++++ WORKING DATA
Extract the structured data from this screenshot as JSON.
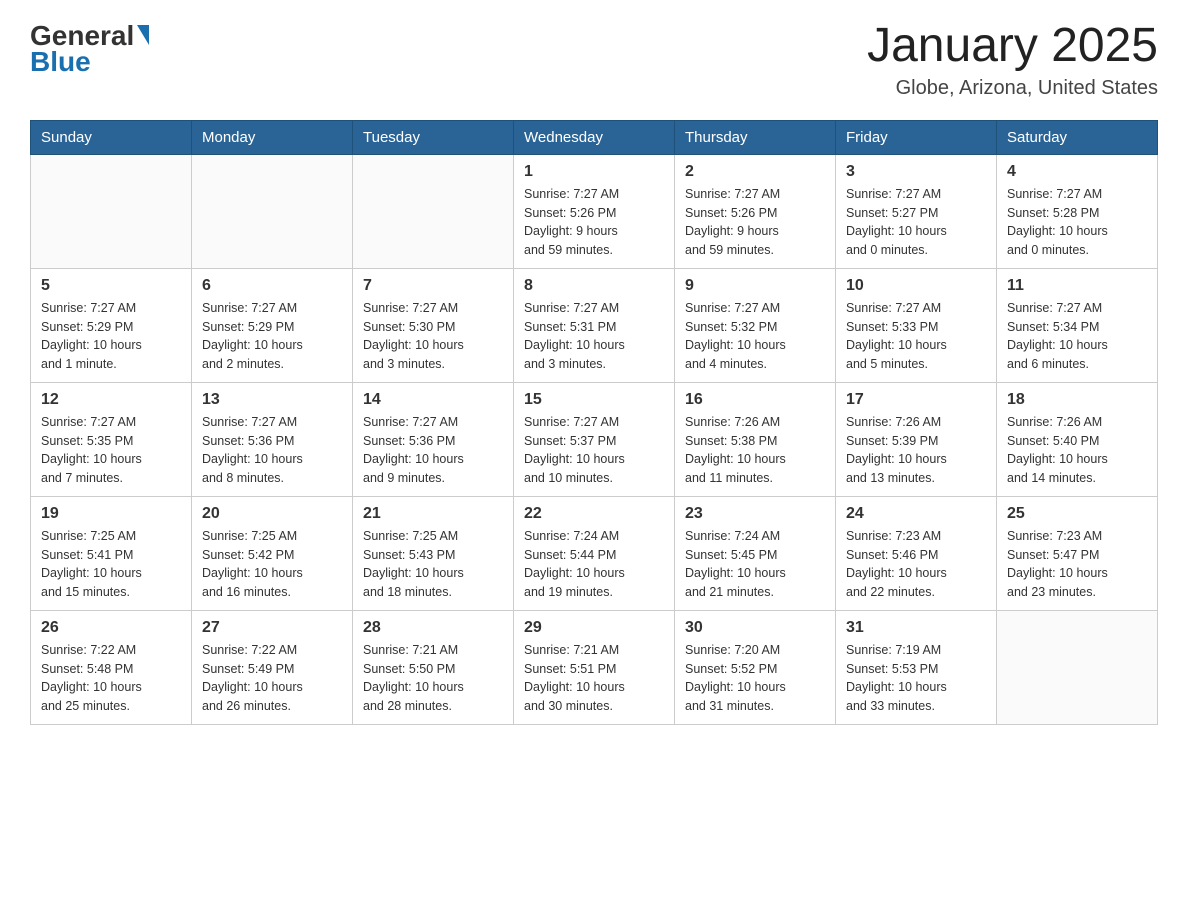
{
  "logo": {
    "general": "General",
    "blue": "Blue"
  },
  "title": "January 2025",
  "location": "Globe, Arizona, United States",
  "days_of_week": [
    "Sunday",
    "Monday",
    "Tuesday",
    "Wednesday",
    "Thursday",
    "Friday",
    "Saturday"
  ],
  "weeks": [
    [
      {
        "day": "",
        "info": ""
      },
      {
        "day": "",
        "info": ""
      },
      {
        "day": "",
        "info": ""
      },
      {
        "day": "1",
        "info": "Sunrise: 7:27 AM\nSunset: 5:26 PM\nDaylight: 9 hours\nand 59 minutes."
      },
      {
        "day": "2",
        "info": "Sunrise: 7:27 AM\nSunset: 5:26 PM\nDaylight: 9 hours\nand 59 minutes."
      },
      {
        "day": "3",
        "info": "Sunrise: 7:27 AM\nSunset: 5:27 PM\nDaylight: 10 hours\nand 0 minutes."
      },
      {
        "day": "4",
        "info": "Sunrise: 7:27 AM\nSunset: 5:28 PM\nDaylight: 10 hours\nand 0 minutes."
      }
    ],
    [
      {
        "day": "5",
        "info": "Sunrise: 7:27 AM\nSunset: 5:29 PM\nDaylight: 10 hours\nand 1 minute."
      },
      {
        "day": "6",
        "info": "Sunrise: 7:27 AM\nSunset: 5:29 PM\nDaylight: 10 hours\nand 2 minutes."
      },
      {
        "day": "7",
        "info": "Sunrise: 7:27 AM\nSunset: 5:30 PM\nDaylight: 10 hours\nand 3 minutes."
      },
      {
        "day": "8",
        "info": "Sunrise: 7:27 AM\nSunset: 5:31 PM\nDaylight: 10 hours\nand 3 minutes."
      },
      {
        "day": "9",
        "info": "Sunrise: 7:27 AM\nSunset: 5:32 PM\nDaylight: 10 hours\nand 4 minutes."
      },
      {
        "day": "10",
        "info": "Sunrise: 7:27 AM\nSunset: 5:33 PM\nDaylight: 10 hours\nand 5 minutes."
      },
      {
        "day": "11",
        "info": "Sunrise: 7:27 AM\nSunset: 5:34 PM\nDaylight: 10 hours\nand 6 minutes."
      }
    ],
    [
      {
        "day": "12",
        "info": "Sunrise: 7:27 AM\nSunset: 5:35 PM\nDaylight: 10 hours\nand 7 minutes."
      },
      {
        "day": "13",
        "info": "Sunrise: 7:27 AM\nSunset: 5:36 PM\nDaylight: 10 hours\nand 8 minutes."
      },
      {
        "day": "14",
        "info": "Sunrise: 7:27 AM\nSunset: 5:36 PM\nDaylight: 10 hours\nand 9 minutes."
      },
      {
        "day": "15",
        "info": "Sunrise: 7:27 AM\nSunset: 5:37 PM\nDaylight: 10 hours\nand 10 minutes."
      },
      {
        "day": "16",
        "info": "Sunrise: 7:26 AM\nSunset: 5:38 PM\nDaylight: 10 hours\nand 11 minutes."
      },
      {
        "day": "17",
        "info": "Sunrise: 7:26 AM\nSunset: 5:39 PM\nDaylight: 10 hours\nand 13 minutes."
      },
      {
        "day": "18",
        "info": "Sunrise: 7:26 AM\nSunset: 5:40 PM\nDaylight: 10 hours\nand 14 minutes."
      }
    ],
    [
      {
        "day": "19",
        "info": "Sunrise: 7:25 AM\nSunset: 5:41 PM\nDaylight: 10 hours\nand 15 minutes."
      },
      {
        "day": "20",
        "info": "Sunrise: 7:25 AM\nSunset: 5:42 PM\nDaylight: 10 hours\nand 16 minutes."
      },
      {
        "day": "21",
        "info": "Sunrise: 7:25 AM\nSunset: 5:43 PM\nDaylight: 10 hours\nand 18 minutes."
      },
      {
        "day": "22",
        "info": "Sunrise: 7:24 AM\nSunset: 5:44 PM\nDaylight: 10 hours\nand 19 minutes."
      },
      {
        "day": "23",
        "info": "Sunrise: 7:24 AM\nSunset: 5:45 PM\nDaylight: 10 hours\nand 21 minutes."
      },
      {
        "day": "24",
        "info": "Sunrise: 7:23 AM\nSunset: 5:46 PM\nDaylight: 10 hours\nand 22 minutes."
      },
      {
        "day": "25",
        "info": "Sunrise: 7:23 AM\nSunset: 5:47 PM\nDaylight: 10 hours\nand 23 minutes."
      }
    ],
    [
      {
        "day": "26",
        "info": "Sunrise: 7:22 AM\nSunset: 5:48 PM\nDaylight: 10 hours\nand 25 minutes."
      },
      {
        "day": "27",
        "info": "Sunrise: 7:22 AM\nSunset: 5:49 PM\nDaylight: 10 hours\nand 26 minutes."
      },
      {
        "day": "28",
        "info": "Sunrise: 7:21 AM\nSunset: 5:50 PM\nDaylight: 10 hours\nand 28 minutes."
      },
      {
        "day": "29",
        "info": "Sunrise: 7:21 AM\nSunset: 5:51 PM\nDaylight: 10 hours\nand 30 minutes."
      },
      {
        "day": "30",
        "info": "Sunrise: 7:20 AM\nSunset: 5:52 PM\nDaylight: 10 hours\nand 31 minutes."
      },
      {
        "day": "31",
        "info": "Sunrise: 7:19 AM\nSunset: 5:53 PM\nDaylight: 10 hours\nand 33 minutes."
      },
      {
        "day": "",
        "info": ""
      }
    ]
  ]
}
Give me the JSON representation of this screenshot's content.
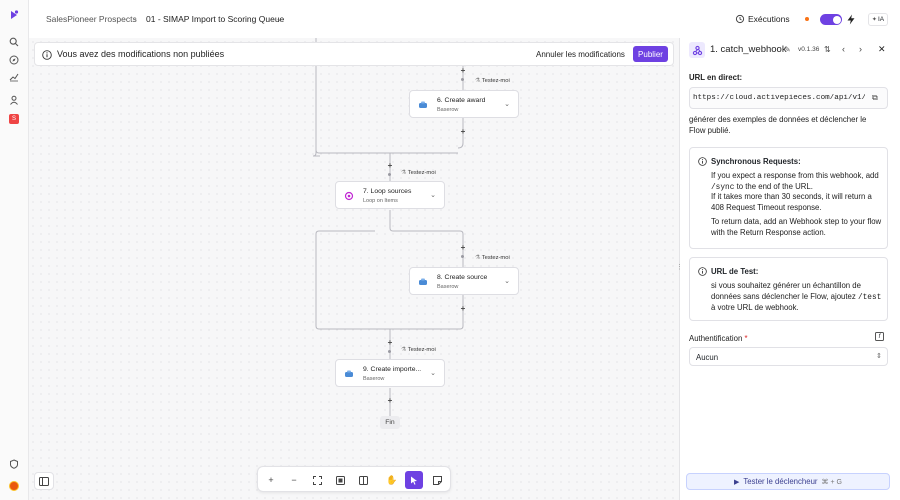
{
  "topbar": {
    "breadcrumb_root": "SalesPioneer Prospects",
    "separator": "›",
    "flow_name": "01 - SIMAP Import to Scoring Queue",
    "executions_label": "Exécutions",
    "ai_label": "IA"
  },
  "banner": {
    "message": "Vous avez des modifications non publiées",
    "discard_label": "Annuler les modifications",
    "publish_label": "Publier"
  },
  "canvas": {
    "test_tag": "Testez-moi",
    "steps": [
      {
        "title": "6. Create award",
        "subtitle": "Baserow"
      },
      {
        "title": "7. Loop sources",
        "subtitle": "Loop on Items"
      },
      {
        "title": "8. Create source",
        "subtitle": "Baserow"
      },
      {
        "title": "9. Create importe...",
        "subtitle": "Baserow"
      }
    ],
    "end_label": "Fin"
  },
  "panel": {
    "step_title": "1. catch_webhook",
    "version": "v0.1.36",
    "url_label": "URL en direct:",
    "url_value": "https://cloud.activepieces.com/api/v1/w",
    "generate_text": "générer des exemples de données et déclencher le Flow publié.",
    "sync": {
      "title": "Synchronous Requests:",
      "line1a": "If you expect a response from this webhook, add",
      "line1_code": "/sync",
      "line1b": "to the end of the URL.",
      "line2": "If it takes more than 30 seconds, it will return a 408 Request Timeout response.",
      "line3": "To return data, add an Webhook step to your flow with the Return Response action."
    },
    "test_url": {
      "title": "URL de Test:",
      "text_a": "si vous souhaitez générer un échantillon de données sans déclencher le Flow, ajoutez",
      "code": "/test",
      "text_b": "à votre URL de webhook."
    },
    "auth_label": "Authentification",
    "auth_required": "*",
    "auth_value": "Aucun",
    "test_trigger_label": "Tester le déclencheur",
    "shortcut": "⌘ + G"
  },
  "colors": {
    "accent": "#6e41e2",
    "unpublished_dot": "#f97316"
  }
}
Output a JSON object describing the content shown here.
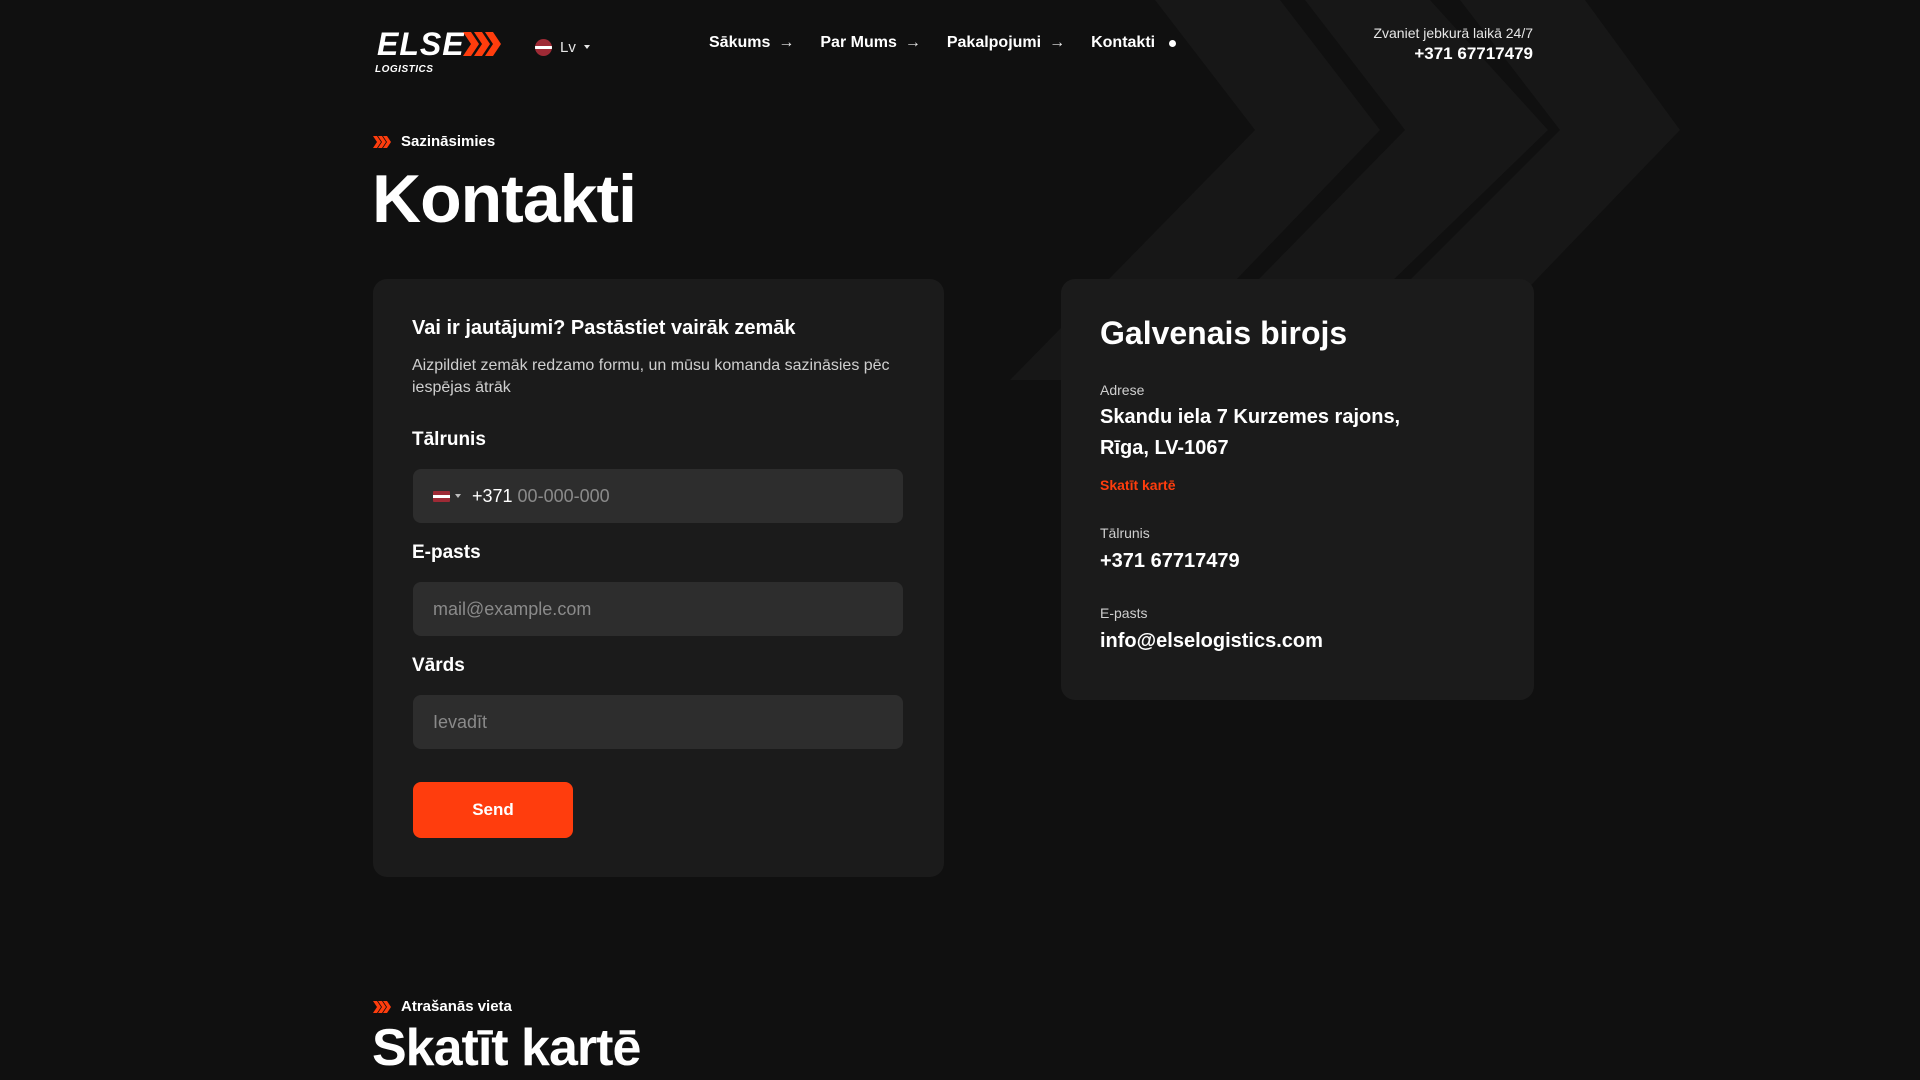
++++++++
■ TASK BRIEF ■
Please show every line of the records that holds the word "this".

■ EXERCISE ANSWER ■
Extract the structured data from this screenshot as JSON.
Give me the JSON representation of this screenshot's content.
      "line1a": "If you expect a response from this webhook, add",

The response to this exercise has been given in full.